[Exercise data]

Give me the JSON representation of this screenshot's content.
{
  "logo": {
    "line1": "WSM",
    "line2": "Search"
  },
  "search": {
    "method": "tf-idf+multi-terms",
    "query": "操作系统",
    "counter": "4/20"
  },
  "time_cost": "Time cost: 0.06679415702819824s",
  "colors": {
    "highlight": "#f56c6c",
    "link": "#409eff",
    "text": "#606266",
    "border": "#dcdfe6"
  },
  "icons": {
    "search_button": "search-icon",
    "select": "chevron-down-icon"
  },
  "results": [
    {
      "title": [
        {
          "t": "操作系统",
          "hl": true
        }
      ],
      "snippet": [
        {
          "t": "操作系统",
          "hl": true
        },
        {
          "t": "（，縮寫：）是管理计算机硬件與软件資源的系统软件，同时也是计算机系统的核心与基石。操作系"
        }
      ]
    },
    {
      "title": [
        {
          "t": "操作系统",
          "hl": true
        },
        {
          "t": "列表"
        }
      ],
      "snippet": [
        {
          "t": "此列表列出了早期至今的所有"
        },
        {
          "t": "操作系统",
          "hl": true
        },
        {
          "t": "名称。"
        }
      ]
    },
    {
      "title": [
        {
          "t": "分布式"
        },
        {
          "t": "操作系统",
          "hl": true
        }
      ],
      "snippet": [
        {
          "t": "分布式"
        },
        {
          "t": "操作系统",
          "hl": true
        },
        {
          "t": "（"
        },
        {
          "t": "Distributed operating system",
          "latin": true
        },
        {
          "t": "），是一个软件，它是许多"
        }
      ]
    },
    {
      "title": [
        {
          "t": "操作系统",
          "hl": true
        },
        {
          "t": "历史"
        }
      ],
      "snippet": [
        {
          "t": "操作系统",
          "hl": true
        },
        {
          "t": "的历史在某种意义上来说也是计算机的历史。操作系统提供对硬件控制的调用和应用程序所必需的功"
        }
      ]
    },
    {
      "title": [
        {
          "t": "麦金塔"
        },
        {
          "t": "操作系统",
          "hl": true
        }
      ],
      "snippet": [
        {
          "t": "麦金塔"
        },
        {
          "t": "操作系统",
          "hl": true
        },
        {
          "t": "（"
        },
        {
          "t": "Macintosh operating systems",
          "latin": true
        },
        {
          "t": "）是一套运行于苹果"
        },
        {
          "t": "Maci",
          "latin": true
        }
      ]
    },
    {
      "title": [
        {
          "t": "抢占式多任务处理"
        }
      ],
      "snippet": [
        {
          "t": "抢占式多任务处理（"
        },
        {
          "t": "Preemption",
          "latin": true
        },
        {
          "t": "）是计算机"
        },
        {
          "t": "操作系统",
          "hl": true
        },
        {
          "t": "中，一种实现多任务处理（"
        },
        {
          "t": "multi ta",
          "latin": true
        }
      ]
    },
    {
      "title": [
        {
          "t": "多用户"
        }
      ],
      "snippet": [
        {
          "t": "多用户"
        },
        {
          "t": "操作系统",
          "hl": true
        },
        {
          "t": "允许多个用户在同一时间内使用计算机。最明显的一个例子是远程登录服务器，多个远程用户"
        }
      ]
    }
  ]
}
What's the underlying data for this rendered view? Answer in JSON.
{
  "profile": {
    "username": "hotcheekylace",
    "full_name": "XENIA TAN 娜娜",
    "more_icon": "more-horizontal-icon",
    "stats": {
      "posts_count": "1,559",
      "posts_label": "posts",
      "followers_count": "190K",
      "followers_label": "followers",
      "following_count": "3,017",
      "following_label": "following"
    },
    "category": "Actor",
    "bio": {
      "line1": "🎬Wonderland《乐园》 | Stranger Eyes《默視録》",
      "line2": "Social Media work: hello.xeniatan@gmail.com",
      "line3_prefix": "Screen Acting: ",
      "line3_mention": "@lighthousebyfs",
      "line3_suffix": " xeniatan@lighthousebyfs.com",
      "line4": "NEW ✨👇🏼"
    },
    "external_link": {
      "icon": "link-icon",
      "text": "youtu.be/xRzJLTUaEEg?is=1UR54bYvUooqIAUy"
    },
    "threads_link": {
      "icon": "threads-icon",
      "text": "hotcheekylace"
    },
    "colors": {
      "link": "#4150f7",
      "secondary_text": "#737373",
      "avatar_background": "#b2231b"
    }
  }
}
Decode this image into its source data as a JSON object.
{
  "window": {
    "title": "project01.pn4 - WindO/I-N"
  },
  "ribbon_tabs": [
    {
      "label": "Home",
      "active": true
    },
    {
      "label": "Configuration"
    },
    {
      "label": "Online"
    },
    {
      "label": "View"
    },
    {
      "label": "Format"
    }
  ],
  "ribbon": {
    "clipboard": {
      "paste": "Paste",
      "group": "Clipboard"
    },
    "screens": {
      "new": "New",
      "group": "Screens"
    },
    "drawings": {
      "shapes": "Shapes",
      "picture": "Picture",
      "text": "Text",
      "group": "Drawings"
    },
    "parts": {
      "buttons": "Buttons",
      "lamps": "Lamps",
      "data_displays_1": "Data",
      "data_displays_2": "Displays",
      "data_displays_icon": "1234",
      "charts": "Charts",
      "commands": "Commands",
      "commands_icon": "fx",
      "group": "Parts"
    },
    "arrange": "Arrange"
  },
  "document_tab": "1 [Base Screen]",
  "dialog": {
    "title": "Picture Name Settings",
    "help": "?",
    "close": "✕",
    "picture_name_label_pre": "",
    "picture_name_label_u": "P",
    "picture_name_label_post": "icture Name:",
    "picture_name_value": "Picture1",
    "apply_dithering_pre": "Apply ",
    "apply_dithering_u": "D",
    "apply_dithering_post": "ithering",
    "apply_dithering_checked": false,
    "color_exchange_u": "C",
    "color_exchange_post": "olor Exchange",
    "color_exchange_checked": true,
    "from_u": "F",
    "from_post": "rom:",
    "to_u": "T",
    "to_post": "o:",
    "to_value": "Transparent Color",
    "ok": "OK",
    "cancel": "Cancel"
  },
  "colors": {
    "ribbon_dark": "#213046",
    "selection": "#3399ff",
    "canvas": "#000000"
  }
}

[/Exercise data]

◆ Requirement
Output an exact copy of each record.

◆ Result
Give me the JSON representation of this screenshot's content.
{
  "logo": {
    "line1": "WSM",
    "line2": "Search"
  },
  "search": {
    "method": "tf-idf+multi-terms",
    "query": "操作系统",
    "counter": "4/20"
  },
  "time_cost": "Time cost: 0.06679415702819824s",
  "colors": {
    "highlight": "#f56c6c",
    "link": "#409eff",
    "text": "#606266",
    "border": "#dcdfe6"
  },
  "icons": {
    "search_button": "search-icon",
    "select": "chevron-down-icon"
  },
  "results": [
    {
      "title": [
        {
          "t": "操作系统",
          "hl": true
        }
      ],
      "snippet": [
        {
          "t": "操作系统",
          "hl": true
        },
        {
          "t": "（，縮寫：）是管理计算机硬件與软件資源的系统软件，同时也是计算机系统的核心与基石。操作系"
        }
      ]
    },
    {
      "title": [
        {
          "t": "操作系统",
          "hl": true
        },
        {
          "t": "列表"
        }
      ],
      "snippet": [
        {
          "t": "此列表列出了早期至今的所有"
        },
        {
          "t": "操作系统",
          "hl": true
        },
        {
          "t": "名称。"
        }
      ]
    },
    {
      "title": [
        {
          "t": "分布式"
        },
        {
          "t": "操作系统",
          "hl": true
        }
      ],
      "snippet": [
        {
          "t": "分布式"
        },
        {
          "t": "操作系统",
          "hl": true
        },
        {
          "t": "（"
        },
        {
          "t": "Distributed operating system",
          "latin": true
        },
        {
          "t": "），是一个软件，它是许多"
        }
      ]
    },
    {
      "title": [
        {
          "t": "操作系统",
          "hl": true
        },
        {
          "t": "历史"
        }
      ],
      "snippet": [
        {
          "t": "操作系统",
          "hl": true
        },
        {
          "t": "的历史在某种意义上来说也是计算机的历史。操作系统提供对硬件控制的调用和应用程序所必需的功"
        }
      ]
    },
    {
      "title": [
        {
          "t": "麦金塔"
        },
        {
          "t": "操作系统",
          "hl": true
        }
      ],
      "snippet": [
        {
          "t": "麦金塔"
        },
        {
          "t": "操作系统",
          "hl": true
        },
        {
          "t": "（"
        },
        {
          "t": "Macintosh operating systems",
          "latin": true
        },
        {
          "t": "）是一套运行于苹果"
        },
        {
          "t": "Maci",
          "latin": true
        }
      ]
    },
    {
      "title": [
        {
          "t": "抢占式多任务处理"
        }
      ],
      "snippet": [
        {
          "t": "抢占式多任务处理（"
        },
        {
          "t": "Preemption",
          "latin": true
        },
        {
          "t": "）是计算机"
        },
        {
          "t": "操作系统",
          "hl": true
        },
        {
          "t": "中，一种实现多任务处理（"
        },
        {
          "t": "multi ta",
          "latin": true
        }
      ]
    },
    {
      "title": [
        {
          "t": "多用户"
        }
      ],
      "snippet": [
        {
          "t": "多用户"
        },
        {
          "t": "操作系统",
          "hl": true
        },
        {
          "t": "允许多个用户在同一时间内使用计算机。最明显的一个例子是远程登录服务器，多个远程用户"
        }
      ]
    }
  ]
}
What's the underlying data for this rendered view? Answer in JSON.
{
  "profile": {
    "username": "hotcheekylace",
    "full_name": "XENIA TAN 娜娜",
    "more_icon": "more-horizontal-icon",
    "stats": {
      "posts_count": "1,559",
      "posts_label": "posts",
      "followers_count": "190K",
      "followers_label": "followers",
      "following_count": "3,017",
      "following_label": "following"
    },
    "category": "Actor",
    "bio": {
      "line1": "🎬Wonderland《乐园》 | Stranger Eyes《默視録》",
      "line2": "Social Media work: hello.xeniatan@gmail.com",
      "line3_prefix": "Screen Acting: ",
      "line3_mention": "@lighthousebyfs",
      "line3_suffix": " xeniatan@lighthousebyfs.com",
      "line4": "NEW ✨👇🏼"
    },
    "external_link": {
      "icon": "link-icon",
      "text": "youtu.be/xRzJLTUaEEg?is=1UR54bYvUooqIAUy"
    },
    "threads_link": {
      "icon": "threads-icon",
      "text": "hotcheekylace"
    },
    "colors": {
      "link": "#4150f7",
      "secondary_text": "#737373",
      "avatar_background": "#b2231b"
    }
  }
}
Decode this image into its source data as a JSON object.
{
  "window": {
    "title": "project01.pn4 - WindO/I-N"
  },
  "ribbon_tabs": [
    {
      "label": "Home",
      "active": true
    },
    {
      "label": "Configuration"
    },
    {
      "label": "Online"
    },
    {
      "label": "View"
    },
    {
      "label": "Format"
    }
  ],
  "ribbon": {
    "clipboard": {
      "paste": "Paste",
      "group": "Clipboard"
    },
    "screens": {
      "new": "New",
      "group": "Screens"
    },
    "drawings": {
      "shapes": "Shapes",
      "picture": "Picture",
      "text": "Text",
      "group": "Drawings"
    },
    "parts": {
      "buttons": "Buttons",
      "lamps": "Lamps",
      "data_displays_1": "Data",
      "data_displays_2": "Displays",
      "data_displays_icon": "1234",
      "charts": "Charts",
      "commands": "Commands",
      "commands_icon": "fx",
      "group": "Parts"
    },
    "arrange": "Arrange"
  },
  "document_tab": "1 [Base Screen]",
  "dialog": {
    "title": "Picture Name Settings",
    "help": "?",
    "close": "✕",
    "picture_name_label_pre": "",
    "picture_name_label_u": "P",
    "picture_name_label_post": "icture Name:",
    "picture_name_value": "Picture1",
    "apply_dithering_pre": "Apply ",
    "apply_dithering_u": "D",
    "apply_dithering_post": "ithering",
    "apply_dithering_checked": false,
    "color_exchange_u": "C",
    "color_exchange_post": "olor Exchange",
    "color_exchange_checked": true,
    "from_u": "F",
    "from_post": "rom:",
    "to_u": "T",
    "to_post": "o:",
    "to_value": "Transparent Color",
    "ok": "OK",
    "cancel": "Cancel"
  },
  "colors": {
    "ribbon_dark": "#213046",
    "selection": "#3399ff",
    "canvas": "#000000"
  }
}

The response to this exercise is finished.